Further analysis has been completed by Gorski Consulting at the Colborne Street site from video documentations completed on August 29, 2023. In a recent article Gorski Consulting reported how cyclist travel paths changed as a result of the new cycling lane. Now additional analysis has been completed which shows how the travel paths of City of London transit buses have also been affected by the new cycling lane.
It can be recalled that the lateral travel paths of four categories of traffic units were reported in recent Gorski Consulting articles. Cyclists, Transit buses, large trucks and light duty motor vehicles were the four categories. This data was from a time when a cycling lane did not yet exist on Colborne Street. Then in August, 2023, the City of London completed installation of the cycling lane. Now we are attempting to compare the travel paths of these four categories of traffic units to determine if and how the cycling lane installation made a difference. Analysis has now been completed on two of those four categories, cyclists and transit buses and the results are shown in the table below.
For example, before the cycling lane was installed the average lateral position of cyclists was 0.71 metres west of the edge of the concrete gutter of the northbound lane of Colborne. After the cycling lane was completed the average lateral position of cyclists was reduced to 0.58 metres.
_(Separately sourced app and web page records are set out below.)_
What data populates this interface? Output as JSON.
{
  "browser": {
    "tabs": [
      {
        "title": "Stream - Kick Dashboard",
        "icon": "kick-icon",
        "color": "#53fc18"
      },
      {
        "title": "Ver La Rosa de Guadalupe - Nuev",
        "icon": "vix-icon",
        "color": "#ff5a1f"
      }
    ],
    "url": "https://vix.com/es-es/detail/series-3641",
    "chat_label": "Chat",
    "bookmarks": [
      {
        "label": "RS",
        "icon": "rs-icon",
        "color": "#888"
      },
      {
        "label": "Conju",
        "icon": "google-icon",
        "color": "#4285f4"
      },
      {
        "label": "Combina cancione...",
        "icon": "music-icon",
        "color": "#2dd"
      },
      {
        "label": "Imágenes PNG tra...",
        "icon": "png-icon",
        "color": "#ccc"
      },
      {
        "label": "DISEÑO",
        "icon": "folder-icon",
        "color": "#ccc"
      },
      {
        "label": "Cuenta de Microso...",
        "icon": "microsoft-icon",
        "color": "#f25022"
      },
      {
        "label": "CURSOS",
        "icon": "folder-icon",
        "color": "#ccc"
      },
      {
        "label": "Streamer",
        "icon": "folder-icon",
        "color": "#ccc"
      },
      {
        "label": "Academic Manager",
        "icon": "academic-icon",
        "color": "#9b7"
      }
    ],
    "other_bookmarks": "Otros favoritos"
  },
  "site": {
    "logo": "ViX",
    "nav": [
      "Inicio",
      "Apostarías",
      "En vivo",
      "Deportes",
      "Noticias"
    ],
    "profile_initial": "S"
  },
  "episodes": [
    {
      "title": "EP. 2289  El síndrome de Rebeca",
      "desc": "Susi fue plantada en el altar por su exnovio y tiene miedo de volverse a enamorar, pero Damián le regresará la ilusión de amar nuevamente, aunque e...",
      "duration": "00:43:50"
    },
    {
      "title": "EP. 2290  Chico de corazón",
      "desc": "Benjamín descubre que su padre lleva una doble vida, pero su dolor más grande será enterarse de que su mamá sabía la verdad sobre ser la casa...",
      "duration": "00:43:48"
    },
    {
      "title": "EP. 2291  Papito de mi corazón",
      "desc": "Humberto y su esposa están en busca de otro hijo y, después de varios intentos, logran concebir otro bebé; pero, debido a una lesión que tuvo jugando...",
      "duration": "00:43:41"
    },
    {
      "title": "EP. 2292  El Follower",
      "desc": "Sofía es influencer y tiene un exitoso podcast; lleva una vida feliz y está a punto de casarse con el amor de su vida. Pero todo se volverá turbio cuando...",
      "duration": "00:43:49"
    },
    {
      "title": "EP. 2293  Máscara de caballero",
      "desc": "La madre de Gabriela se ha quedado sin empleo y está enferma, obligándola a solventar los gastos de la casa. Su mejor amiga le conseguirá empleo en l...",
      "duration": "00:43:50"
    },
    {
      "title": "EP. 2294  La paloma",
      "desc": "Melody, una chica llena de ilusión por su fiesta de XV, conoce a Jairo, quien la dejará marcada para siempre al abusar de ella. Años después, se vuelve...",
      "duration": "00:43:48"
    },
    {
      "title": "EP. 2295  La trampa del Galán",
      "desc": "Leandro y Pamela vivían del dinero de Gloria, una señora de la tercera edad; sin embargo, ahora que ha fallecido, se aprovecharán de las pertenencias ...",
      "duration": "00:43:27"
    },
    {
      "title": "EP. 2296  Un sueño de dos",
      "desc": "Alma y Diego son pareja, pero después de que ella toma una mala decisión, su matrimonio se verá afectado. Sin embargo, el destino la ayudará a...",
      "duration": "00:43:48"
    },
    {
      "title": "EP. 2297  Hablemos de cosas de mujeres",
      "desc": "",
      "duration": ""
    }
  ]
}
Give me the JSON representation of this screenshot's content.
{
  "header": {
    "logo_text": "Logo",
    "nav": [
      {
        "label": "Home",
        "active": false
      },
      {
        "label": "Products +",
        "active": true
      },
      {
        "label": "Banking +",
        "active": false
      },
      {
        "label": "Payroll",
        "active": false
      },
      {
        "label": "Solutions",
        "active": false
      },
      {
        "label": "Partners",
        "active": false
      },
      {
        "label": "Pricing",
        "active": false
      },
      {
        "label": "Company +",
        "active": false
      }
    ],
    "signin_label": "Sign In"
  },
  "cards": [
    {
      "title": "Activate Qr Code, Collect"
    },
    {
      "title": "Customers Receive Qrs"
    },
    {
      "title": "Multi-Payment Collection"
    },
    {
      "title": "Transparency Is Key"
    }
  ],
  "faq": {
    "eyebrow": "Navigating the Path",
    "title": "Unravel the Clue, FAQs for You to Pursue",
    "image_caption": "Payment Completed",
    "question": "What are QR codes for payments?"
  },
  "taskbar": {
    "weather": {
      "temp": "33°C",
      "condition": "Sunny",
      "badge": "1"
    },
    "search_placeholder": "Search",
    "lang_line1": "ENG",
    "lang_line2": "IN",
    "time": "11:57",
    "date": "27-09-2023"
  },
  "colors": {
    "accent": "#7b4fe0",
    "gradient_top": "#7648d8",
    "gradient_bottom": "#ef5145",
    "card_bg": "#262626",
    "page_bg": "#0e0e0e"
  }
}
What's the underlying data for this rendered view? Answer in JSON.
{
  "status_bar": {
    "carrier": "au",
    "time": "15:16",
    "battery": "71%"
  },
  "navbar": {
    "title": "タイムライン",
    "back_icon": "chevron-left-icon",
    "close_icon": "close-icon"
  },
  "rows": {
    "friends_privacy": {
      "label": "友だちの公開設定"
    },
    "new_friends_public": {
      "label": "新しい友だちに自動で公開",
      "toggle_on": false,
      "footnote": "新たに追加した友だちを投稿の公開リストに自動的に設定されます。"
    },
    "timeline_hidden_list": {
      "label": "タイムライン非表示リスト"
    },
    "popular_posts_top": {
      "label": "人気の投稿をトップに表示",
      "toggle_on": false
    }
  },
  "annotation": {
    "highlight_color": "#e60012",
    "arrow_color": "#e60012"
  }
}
So cyclists appear to have moved closer to the right curb after the installation of the cycling lane. It can also be seen in the above table that the variance in those travel paths was reduced.
With respect to City of London Transit buses the average lateral position was 0.87 metres before the cycling lane was completed. But after completion of the cycling lane that position became 1.57 metres.
An important observation is that, before the cycling lane transit buses and cyclists travelled close to each other (cyclists 0.71 metres, transit buses 0.87 metres) but after the cycling lane installation that gap became approximately one metre (cyclists 0.58 metres, transit buses 1.57 metres). Although there are some negatives with installation of a painted cycling lane this study shows that there are some positive effects on cyclist safety,
It needs to be emphasized that these findings are limited. They only discuss the average lateral positions of these units, not how they behave when they encounter each other. Do transit buses move away from cyclists when passing them and is this avoidance greater when a cycling lane exists? That question still remains to be reviewed. Unfortunately there are very few northbound transit buses travelling through the site so the opportunities of documenting one which is passing a cyclist are few. Our data shows that a northbound transit buses only passes through the site once every fifteen minutes.
Analysis is progressing with the documentation of the other two categories of traffic units: large trucks and light-duty vehicles.
There are actually very few large northbound trucks passing through the site. Instead this category contains over-size delivery vans and some school buses.
There is an over-abundance of light-duty vehicles such that we must take only a small segment of this category. Arbitrarily, we have chosen to commence documentation at a half hour into the video and only through documentation of just 10 observations. Without such limitations we would have far too many observations.
Once this additional analysis is completed we will once again review the findings.